**INPUT:**
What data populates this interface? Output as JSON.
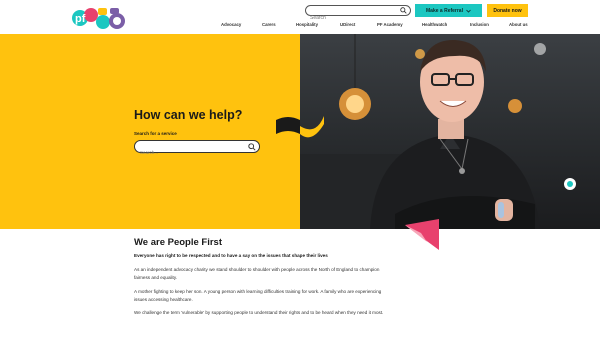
{
  "header": {
    "search_placeholder": "Search",
    "referral_label": "Make a Referral",
    "donate_label": "Donate now",
    "nav": [
      "Advocacy",
      "Carers",
      "Hospitality",
      "UDirect",
      "PF Academy",
      "Healthwatch",
      "Inclusion",
      "About us"
    ]
  },
  "hero": {
    "title": "How can we help?",
    "search_label": "Search for a service",
    "search_placeholder": "Search..."
  },
  "content": {
    "title": "We are People First",
    "subtitle": "Everyone has right to be respected and to have a say on the issues that shape their lives",
    "paragraphs": [
      "As an independent advocacy charity we stand shoulder to shoulder with people across the North of England to champion fairness and equality.",
      "A mother fighting to keep her son. A young person with learning difficulties training for work. A family who are experiencing issues accessing healthcare.",
      "We challenge the term 'vulnerable' by supporting people to understand their rights and to be heard when they need it most."
    ]
  },
  "colors": {
    "yellow": "#ffc20e",
    "teal": "#1cc7c1",
    "pink": "#e8416d",
    "purple": "#7b5ea7"
  },
  "icons": [
    "logo-pf55",
    "search-icon",
    "chevron-down-icon"
  ]
}
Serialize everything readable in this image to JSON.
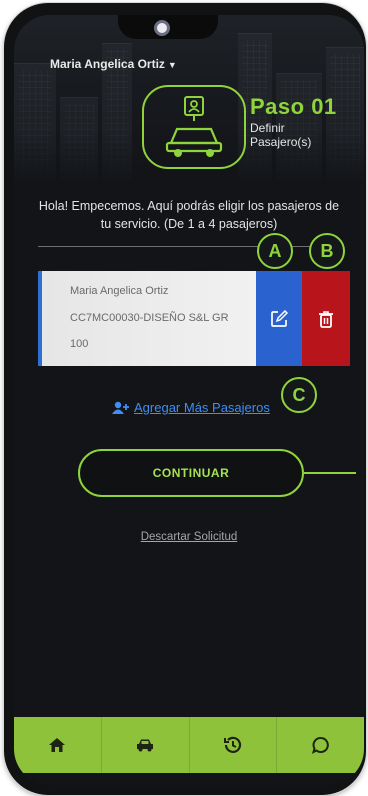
{
  "header": {
    "user_name": "Maria Angelica Ortiz",
    "step_title": "Paso 01",
    "step_subtitle_1": "Definir",
    "step_subtitle_2": "Pasajero(s)"
  },
  "intro": {
    "text": "Hola! Empecemos. Aquí podrás eligir los pasajeros de tu servicio. (De 1 a 4 pasajeros)"
  },
  "badges": {
    "a": "A",
    "b": "B",
    "c": "C"
  },
  "passenger": {
    "name": "Maria Angelica Ortiz",
    "company": "CC7MC00030-DISEÑO S&L GR",
    "code": "100"
  },
  "actions": {
    "add_more": "Agregar Más Pasajeros",
    "continue": "CONTINUAR",
    "discard": "Descartar Solicitud"
  },
  "icons": {
    "dropdown": "chevron-down-icon",
    "step": "user-car-icon",
    "edit": "edit-icon",
    "delete": "trash-icon",
    "add_user": "add-user-icon",
    "nav_home": "home-icon",
    "nav_car": "car-icon",
    "nav_history": "history-icon",
    "nav_chat": "chat-icon"
  },
  "colors": {
    "accent": "#8fd43a",
    "edit": "#2a63cf",
    "delete": "#b8141b",
    "link": "#3f8ef5",
    "nav_bg": "#8fc23b"
  }
}
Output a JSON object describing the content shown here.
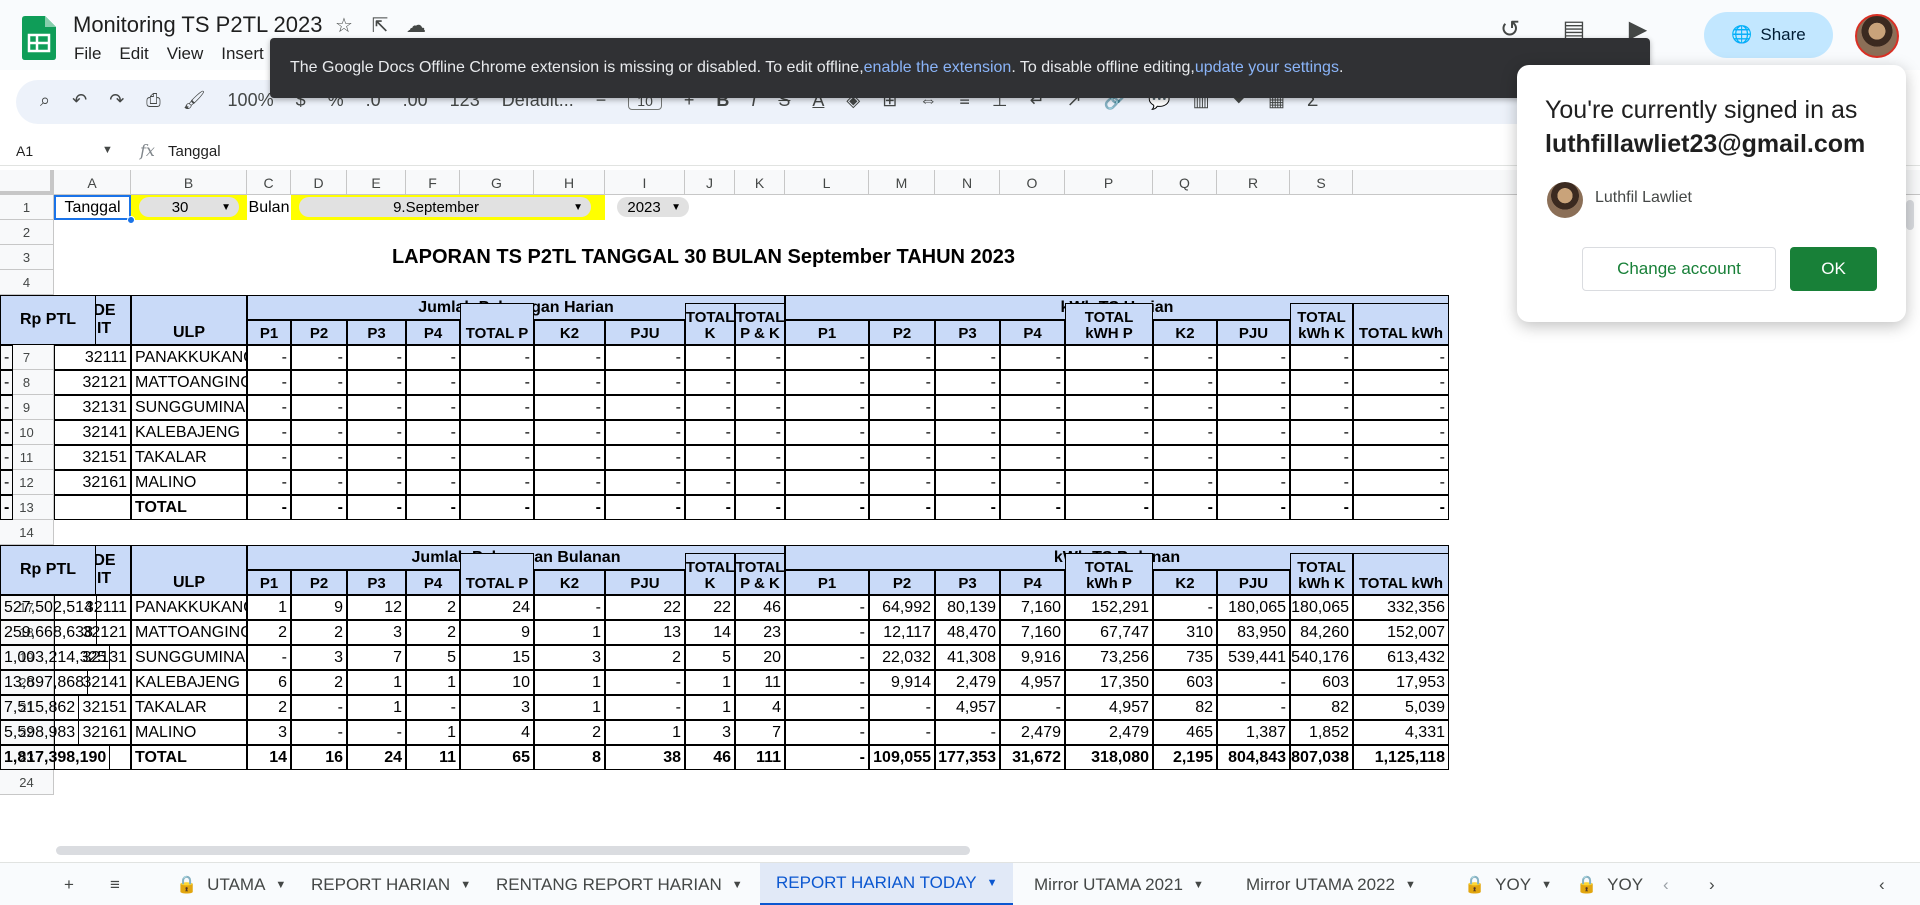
{
  "doc": {
    "title": "Monitoring TS P2TL 2023",
    "menu": [
      "File",
      "Edit",
      "View",
      "Insert"
    ]
  },
  "header": {
    "share_label": "Share"
  },
  "toolbar": {
    "zoom": "100%",
    "font": "Default...",
    "font_size": "10"
  },
  "formula_bar": {
    "cell_ref": "A1",
    "fx": "fx",
    "value": "Tanggal"
  },
  "grid": {
    "columns": [
      "A",
      "B",
      "C",
      "D",
      "E",
      "F",
      "G",
      "H",
      "I",
      "J",
      "K",
      "L",
      "M",
      "N",
      "O",
      "P",
      "Q",
      "R",
      "S"
    ],
    "rows": [
      "1",
      "2",
      "3",
      "4",
      "5",
      "6",
      "7",
      "8",
      "9",
      "10",
      "11",
      "12",
      "13",
      "14",
      "15",
      "16",
      "17",
      "18",
      "19",
      "20",
      "21",
      "22",
      "23",
      "24"
    ],
    "row1": {
      "tanggal_label": "Tanggal",
      "tanggal_value": "30",
      "bulan_label": "Bulan",
      "bulan_value": "9.September",
      "tahun_value": "2023"
    },
    "report_title": "LAPORAN TS P2TL TANGGAL 30 BULAN September TAHUN 2023"
  },
  "table_daily": {
    "group1": "Jumlah Pelanggan Harian",
    "group2": "kWh TS Harian",
    "rp_header": "Rp PTL",
    "kode_header": "KODE UNIT",
    "ulp_header": "ULP",
    "sub_headers": [
      "P1",
      "P2",
      "P3",
      "P4",
      "TOTAL P",
      "K2",
      "PJU",
      "TOTAL K",
      "TOTAL P & K",
      "P1",
      "P2",
      "P3",
      "P4",
      "TOTAL kWH P",
      "K2",
      "PJU",
      "TOTAL kWh K",
      "TOTAL kWh"
    ],
    "rows": [
      {
        "kode": "32111",
        "ulp": "PANAKKUKANG",
        "vals": [
          "-",
          "-",
          "-",
          "-",
          "-",
          "-",
          "-",
          "-",
          "-",
          "-",
          "-",
          "-",
          "-",
          "-",
          "-",
          "-",
          "-",
          "-",
          "-"
        ]
      },
      {
        "kode": "32121",
        "ulp": "MATTOANGING",
        "vals": [
          "-",
          "-",
          "-",
          "-",
          "-",
          "-",
          "-",
          "-",
          "-",
          "-",
          "-",
          "-",
          "-",
          "-",
          "-",
          "-",
          "-",
          "-",
          "-"
        ]
      },
      {
        "kode": "32131",
        "ulp": "SUNGGUMINASA",
        "vals": [
          "-",
          "-",
          "-",
          "-",
          "-",
          "-",
          "-",
          "-",
          "-",
          "-",
          "-",
          "-",
          "-",
          "-",
          "-",
          "-",
          "-",
          "-",
          "-"
        ]
      },
      {
        "kode": "32141",
        "ulp": "KALEBAJENG",
        "vals": [
          "-",
          "-",
          "-",
          "-",
          "-",
          "-",
          "-",
          "-",
          "-",
          "-",
          "-",
          "-",
          "-",
          "-",
          "-",
          "-",
          "-",
          "-",
          "-"
        ]
      },
      {
        "kode": "32151",
        "ulp": "TAKALAR",
        "vals": [
          "-",
          "-",
          "-",
          "-",
          "-",
          "-",
          "-",
          "-",
          "-",
          "-",
          "-",
          "-",
          "-",
          "-",
          "-",
          "-",
          "-",
          "-",
          "-"
        ]
      },
      {
        "kode": "32161",
        "ulp": "MALINO",
        "vals": [
          "-",
          "-",
          "-",
          "-",
          "-",
          "-",
          "-",
          "-",
          "-",
          "-",
          "-",
          "-",
          "-",
          "-",
          "-",
          "-",
          "-",
          "-",
          "-"
        ]
      }
    ],
    "total": {
      "label": "TOTAL",
      "vals": [
        "-",
        "-",
        "-",
        "-",
        "-",
        "-",
        "-",
        "-",
        "-",
        "-",
        "-",
        "-",
        "-",
        "-",
        "-",
        "-",
        "-",
        "-",
        "-"
      ]
    }
  },
  "table_monthly": {
    "group1": "Jumlah Pelanggan Bulanan",
    "group2": "kWh TS Bulanan",
    "rp_header": "Rp PTL",
    "kode_header": "KODE UNIT",
    "ulp_header": "ULP",
    "sub_headers": [
      "P1",
      "P2",
      "P3",
      "P4",
      "TOTAL P",
      "K2",
      "PJU",
      "TOTAL K",
      "TOTAL P & K",
      "P1",
      "P2",
      "P3",
      "P4",
      "TOTAL kWh P",
      "K2",
      "PJU",
      "TOTAL kWh K",
      "TOTAL kWh"
    ],
    "rows": [
      {
        "kode": "32111",
        "ulp": "PANAKKUKANG",
        "vals": [
          "1",
          "9",
          "12",
          "2",
          "24",
          "-",
          "22",
          "22",
          "46",
          "-",
          "64,992",
          "80,139",
          "7,160",
          "152,291",
          "-",
          "180,065",
          "180,065",
          "332,356",
          "527,502,514"
        ]
      },
      {
        "kode": "32121",
        "ulp": "MATTOANGING",
        "vals": [
          "2",
          "2",
          "3",
          "2",
          "9",
          "1",
          "13",
          "14",
          "23",
          "-",
          "12,117",
          "48,470",
          "7,160",
          "67,747",
          "310",
          "83,950",
          "84,260",
          "152,007",
          "259,668,638"
        ]
      },
      {
        "kode": "32131",
        "ulp": "SUNGGUMINASA",
        "vals": [
          "-",
          "3",
          "7",
          "5",
          "15",
          "3",
          "2",
          "5",
          "20",
          "-",
          "22,032",
          "41,308",
          "9,916",
          "73,256",
          "735",
          "539,441",
          "540,176",
          "613,432",
          "1,003,214,325"
        ]
      },
      {
        "kode": "32141",
        "ulp": "KALEBAJENG",
        "vals": [
          "6",
          "2",
          "1",
          "1",
          "10",
          "1",
          "-",
          "1",
          "11",
          "-",
          "9,914",
          "2,479",
          "4,957",
          "17,350",
          "603",
          "-",
          "603",
          "17,953",
          "13,897,868"
        ]
      },
      {
        "kode": "32151",
        "ulp": "TAKALAR",
        "vals": [
          "2",
          "-",
          "1",
          "-",
          "3",
          "1",
          "-",
          "1",
          "4",
          "-",
          "-",
          "4,957",
          "-",
          "4,957",
          "82",
          "-",
          "82",
          "5,039",
          "7,515,862"
        ]
      },
      {
        "kode": "32161",
        "ulp": "MALINO",
        "vals": [
          "3",
          "-",
          "-",
          "1",
          "4",
          "2",
          "1",
          "3",
          "7",
          "-",
          "-",
          "-",
          "2,479",
          "2,479",
          "465",
          "1,387",
          "1,852",
          "4,331",
          "5,598,983"
        ]
      }
    ],
    "total": {
      "label": "TOTAL",
      "vals": [
        "14",
        "16",
        "24",
        "11",
        "65",
        "8",
        "38",
        "46",
        "111",
        "-",
        "109,055",
        "177,353",
        "31,672",
        "318,080",
        "2,195",
        "804,843",
        "807,038",
        "1,125,118",
        "1,817,398,190"
      ]
    }
  },
  "tabs": [
    {
      "label": "UTAMA",
      "locked": true
    },
    {
      "label": "REPORT HARIAN",
      "locked": false
    },
    {
      "label": "RENTANG REPORT HARIAN",
      "locked": false
    },
    {
      "label": "REPORT HARIAN TODAY",
      "locked": false,
      "active": true
    },
    {
      "label": "Mirror UTAMA 2021",
      "locked": false
    },
    {
      "label": "Mirror UTAMA 2022",
      "locked": false
    },
    {
      "label": "YOY",
      "locked": true
    },
    {
      "label": "YOY L",
      "locked": true
    }
  ],
  "banner": {
    "text1": "The Google Docs Offline Chrome extension is missing or disabled. To edit offline, ",
    "link1": "enable the extension",
    "text2": ". To disable offline editing, ",
    "link2": "update your settings",
    "text3": "."
  },
  "account_popup": {
    "title": "You're currently signed in as",
    "email": "luthfillawliet23@gmail.com",
    "name": "Luthfil Lawliet",
    "change_label": "Change account",
    "ok_label": "OK"
  },
  "colors": {
    "header_blue": "#c9daf8",
    "yellow": "#ffff00",
    "share_bg": "#c2e7ff",
    "ok_green": "#188038",
    "active_tab": "#0b57d0"
  }
}
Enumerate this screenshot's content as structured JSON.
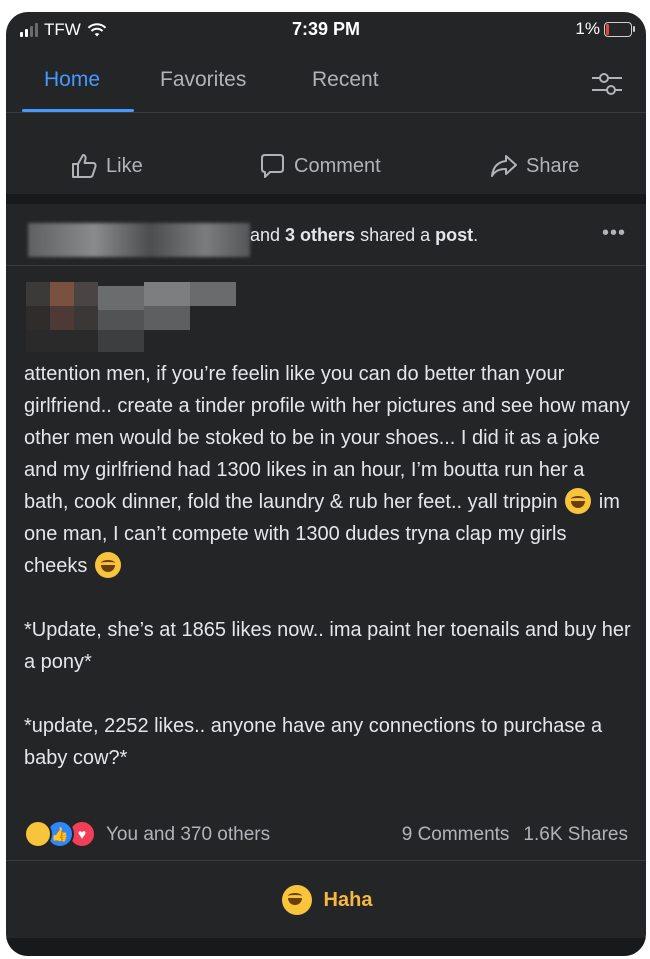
{
  "status_bar": {
    "carrier": "TFW",
    "time": "7:39 PM",
    "battery": "1%"
  },
  "tabs": [
    {
      "label": "Home",
      "active": true
    },
    {
      "label": "Favorites",
      "active": false
    },
    {
      "label": "Recent",
      "active": false
    }
  ],
  "actions": {
    "like": "Like",
    "comment": "Comment",
    "share": "Share"
  },
  "shared": {
    "prefix": "and ",
    "others": "3 others",
    "middle": " shared a ",
    "post": "post",
    "suffix": "."
  },
  "post": {
    "p1": "attention men, if you’re feelin like you can do better than your girlfriend.. create a tinder profile with her pictures and see how many other men would be stoked to be in your shoes... I did it as a joke and my girlfriend had 1300 likes in an hour, I’m boutta run her a bath, cook dinner, fold the laundry & rub her feet.. yall trippin",
    "p1b": " im one man, I can’t compete with 1300 dudes tryna clap my girls cheeks",
    "p2": "*Update, she’s at 1865 likes now.. ima paint her toenails and buy her a pony*",
    "p3": "*update, 2252 likes.. anyone have any connections to purchase a baby cow?*"
  },
  "reactions": {
    "summary": "You and 370 others",
    "comments": "9 Comments",
    "shares": "1.6K Shares"
  },
  "my_reaction": "Haha",
  "colors": {
    "accent": "#4599ff",
    "background": "#242526",
    "haha": "#f5b840",
    "like_blue": "#2d88ff",
    "love_red": "#f33e58"
  }
}
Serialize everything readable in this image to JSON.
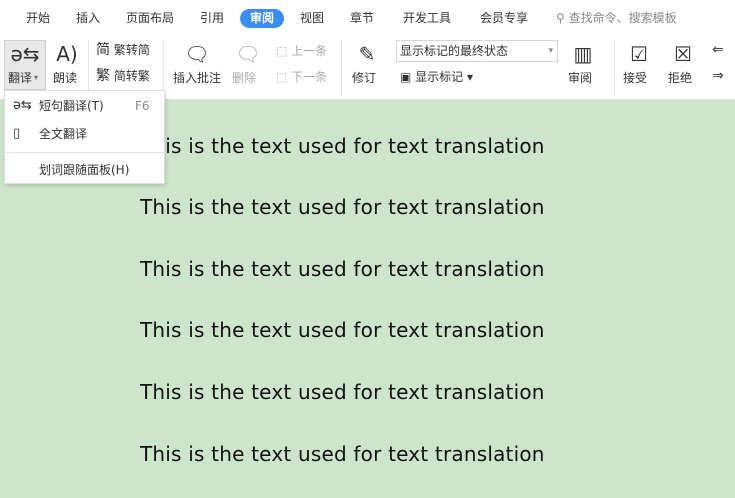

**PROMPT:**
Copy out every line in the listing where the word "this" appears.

**EXERCISE SOLUTION:**
What data populates this interface? Output as JSON.
Serialize everything readable in this image to JSON.
Enumerate this screenshot's content as structured JSON.
Serialize everything readable in this image to JSON.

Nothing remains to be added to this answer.